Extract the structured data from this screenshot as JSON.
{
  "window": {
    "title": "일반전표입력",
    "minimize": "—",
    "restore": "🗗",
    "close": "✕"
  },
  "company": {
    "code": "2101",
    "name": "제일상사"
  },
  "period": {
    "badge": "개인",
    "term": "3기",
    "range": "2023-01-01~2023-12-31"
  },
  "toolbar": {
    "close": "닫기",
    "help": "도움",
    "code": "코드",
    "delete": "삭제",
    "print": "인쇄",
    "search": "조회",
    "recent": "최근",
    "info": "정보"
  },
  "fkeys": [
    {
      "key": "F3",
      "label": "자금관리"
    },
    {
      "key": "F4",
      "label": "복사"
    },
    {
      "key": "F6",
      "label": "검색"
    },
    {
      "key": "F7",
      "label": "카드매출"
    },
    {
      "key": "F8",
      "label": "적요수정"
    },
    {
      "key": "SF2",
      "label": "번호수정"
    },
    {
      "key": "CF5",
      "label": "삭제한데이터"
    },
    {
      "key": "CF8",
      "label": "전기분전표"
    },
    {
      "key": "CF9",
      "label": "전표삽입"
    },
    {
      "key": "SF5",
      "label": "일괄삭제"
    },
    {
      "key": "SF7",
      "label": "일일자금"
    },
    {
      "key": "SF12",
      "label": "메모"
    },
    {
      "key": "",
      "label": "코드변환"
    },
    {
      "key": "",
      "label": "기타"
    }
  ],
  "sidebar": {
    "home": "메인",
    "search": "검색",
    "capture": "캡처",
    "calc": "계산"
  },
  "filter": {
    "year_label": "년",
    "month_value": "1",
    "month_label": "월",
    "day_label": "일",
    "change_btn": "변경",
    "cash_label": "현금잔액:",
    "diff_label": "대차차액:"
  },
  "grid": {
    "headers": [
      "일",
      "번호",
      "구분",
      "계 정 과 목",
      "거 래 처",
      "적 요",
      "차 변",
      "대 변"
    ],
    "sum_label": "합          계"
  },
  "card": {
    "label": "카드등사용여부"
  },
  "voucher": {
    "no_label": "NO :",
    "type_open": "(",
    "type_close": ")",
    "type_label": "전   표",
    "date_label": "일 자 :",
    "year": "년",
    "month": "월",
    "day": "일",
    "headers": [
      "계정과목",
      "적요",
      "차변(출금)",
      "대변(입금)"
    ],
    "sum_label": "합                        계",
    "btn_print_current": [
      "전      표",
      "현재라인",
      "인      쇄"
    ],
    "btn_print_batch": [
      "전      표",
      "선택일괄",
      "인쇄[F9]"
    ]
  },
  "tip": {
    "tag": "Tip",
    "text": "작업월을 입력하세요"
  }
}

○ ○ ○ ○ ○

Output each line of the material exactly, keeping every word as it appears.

TASK OUTPUT:
Extract the structured data from this screenshot as JSON.
{
  "window": {
    "title": "일반전표입력",
    "minimize": "—",
    "restore": "🗗",
    "close": "✕"
  },
  "company": {
    "code": "2101",
    "name": "제일상사"
  },
  "period": {
    "badge": "개인",
    "term": "3기",
    "range": "2023-01-01~2023-12-31"
  },
  "toolbar": {
    "close": "닫기",
    "help": "도움",
    "code": "코드",
    "delete": "삭제",
    "print": "인쇄",
    "search": "조회",
    "recent": "최근",
    "info": "정보"
  },
  "fkeys": [
    {
      "key": "F3",
      "label": "자금관리"
    },
    {
      "key": "F4",
      "label": "복사"
    },
    {
      "key": "F6",
      "label": "검색"
    },
    {
      "key": "F7",
      "label": "카드매출"
    },
    {
      "key": "F8",
      "label": "적요수정"
    },
    {
      "key": "SF2",
      "label": "번호수정"
    },
    {
      "key": "CF5",
      "label": "삭제한데이터"
    },
    {
      "key": "CF8",
      "label": "전기분전표"
    },
    {
      "key": "CF9",
      "label": "전표삽입"
    },
    {
      "key": "SF5",
      "label": "일괄삭제"
    },
    {
      "key": "SF7",
      "label": "일일자금"
    },
    {
      "key": "SF12",
      "label": "메모"
    },
    {
      "key": "",
      "label": "코드변환"
    },
    {
      "key": "",
      "label": "기타"
    }
  ],
  "sidebar": {
    "home": "메인",
    "search": "검색",
    "capture": "캡처",
    "calc": "계산"
  },
  "filter": {
    "year_label": "년",
    "month_value": "1",
    "month_label": "월",
    "day_label": "일",
    "change_btn": "변경",
    "cash_label": "현금잔액:",
    "diff_label": "대차차액:"
  },
  "grid": {
    "headers": [
      "일",
      "번호",
      "구분",
      "계 정 과 목",
      "거 래 처",
      "적 요",
      "차 변",
      "대 변"
    ],
    "sum_label": "합          계"
  },
  "card": {
    "label": "카드등사용여부"
  },
  "voucher": {
    "no_label": "NO :",
    "type_open": "(",
    "type_close": ")",
    "type_label": "전   표",
    "date_label": "일 자 :",
    "year": "년",
    "month": "월",
    "day": "일",
    "headers": [
      "계정과목",
      "적요",
      "차변(출금)",
      "대변(입금)"
    ],
    "sum_label": "합                        계",
    "btn_print_current": [
      "전      표",
      "현재라인",
      "인      쇄"
    ],
    "btn_print_batch": [
      "전      표",
      "선택일괄",
      "인쇄[F9]"
    ]
  },
  "tip": {
    "tag": "Tip",
    "text": "작업월을 입력하세요"
  }
}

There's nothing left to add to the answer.